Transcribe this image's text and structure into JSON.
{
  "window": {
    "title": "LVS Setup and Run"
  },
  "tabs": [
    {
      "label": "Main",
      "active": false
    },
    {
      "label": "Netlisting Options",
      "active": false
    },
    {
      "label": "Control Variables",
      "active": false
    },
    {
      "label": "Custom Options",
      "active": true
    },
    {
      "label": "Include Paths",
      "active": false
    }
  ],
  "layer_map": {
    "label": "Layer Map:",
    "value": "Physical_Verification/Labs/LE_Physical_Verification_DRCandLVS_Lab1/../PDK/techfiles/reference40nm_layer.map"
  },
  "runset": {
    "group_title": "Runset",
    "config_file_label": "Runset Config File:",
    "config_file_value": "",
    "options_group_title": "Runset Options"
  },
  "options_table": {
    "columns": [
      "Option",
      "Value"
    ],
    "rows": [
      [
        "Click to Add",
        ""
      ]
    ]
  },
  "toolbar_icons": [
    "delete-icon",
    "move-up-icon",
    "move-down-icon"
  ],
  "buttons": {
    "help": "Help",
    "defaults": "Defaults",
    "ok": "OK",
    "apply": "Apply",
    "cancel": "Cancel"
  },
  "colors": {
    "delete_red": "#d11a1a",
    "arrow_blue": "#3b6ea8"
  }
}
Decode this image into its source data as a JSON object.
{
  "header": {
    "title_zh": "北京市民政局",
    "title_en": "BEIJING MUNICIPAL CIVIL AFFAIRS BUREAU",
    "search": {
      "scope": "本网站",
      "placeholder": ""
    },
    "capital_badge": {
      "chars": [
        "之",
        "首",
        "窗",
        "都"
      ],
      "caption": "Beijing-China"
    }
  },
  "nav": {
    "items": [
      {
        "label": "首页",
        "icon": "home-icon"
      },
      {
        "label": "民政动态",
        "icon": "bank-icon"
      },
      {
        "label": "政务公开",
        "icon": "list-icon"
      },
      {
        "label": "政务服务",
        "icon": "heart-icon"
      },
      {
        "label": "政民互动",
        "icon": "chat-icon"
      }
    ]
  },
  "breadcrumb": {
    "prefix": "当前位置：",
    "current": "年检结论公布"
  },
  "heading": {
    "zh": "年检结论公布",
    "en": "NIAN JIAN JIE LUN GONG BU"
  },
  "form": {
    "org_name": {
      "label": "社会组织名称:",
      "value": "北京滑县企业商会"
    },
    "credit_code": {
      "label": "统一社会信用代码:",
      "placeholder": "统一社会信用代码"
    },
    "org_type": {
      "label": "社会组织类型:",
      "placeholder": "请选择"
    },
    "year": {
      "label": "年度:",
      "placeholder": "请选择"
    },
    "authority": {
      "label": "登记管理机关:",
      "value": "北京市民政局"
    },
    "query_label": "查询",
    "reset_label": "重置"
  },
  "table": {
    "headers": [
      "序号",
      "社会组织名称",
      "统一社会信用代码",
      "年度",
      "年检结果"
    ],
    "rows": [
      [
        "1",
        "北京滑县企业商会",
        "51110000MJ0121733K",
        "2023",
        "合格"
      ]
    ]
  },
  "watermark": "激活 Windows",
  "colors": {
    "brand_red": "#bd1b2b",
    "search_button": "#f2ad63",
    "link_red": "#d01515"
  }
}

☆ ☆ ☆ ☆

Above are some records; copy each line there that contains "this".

▶ _RESPONSE_
Transcribe this image's text and structure into JSON.
Decode this image into its source data as a JSON object.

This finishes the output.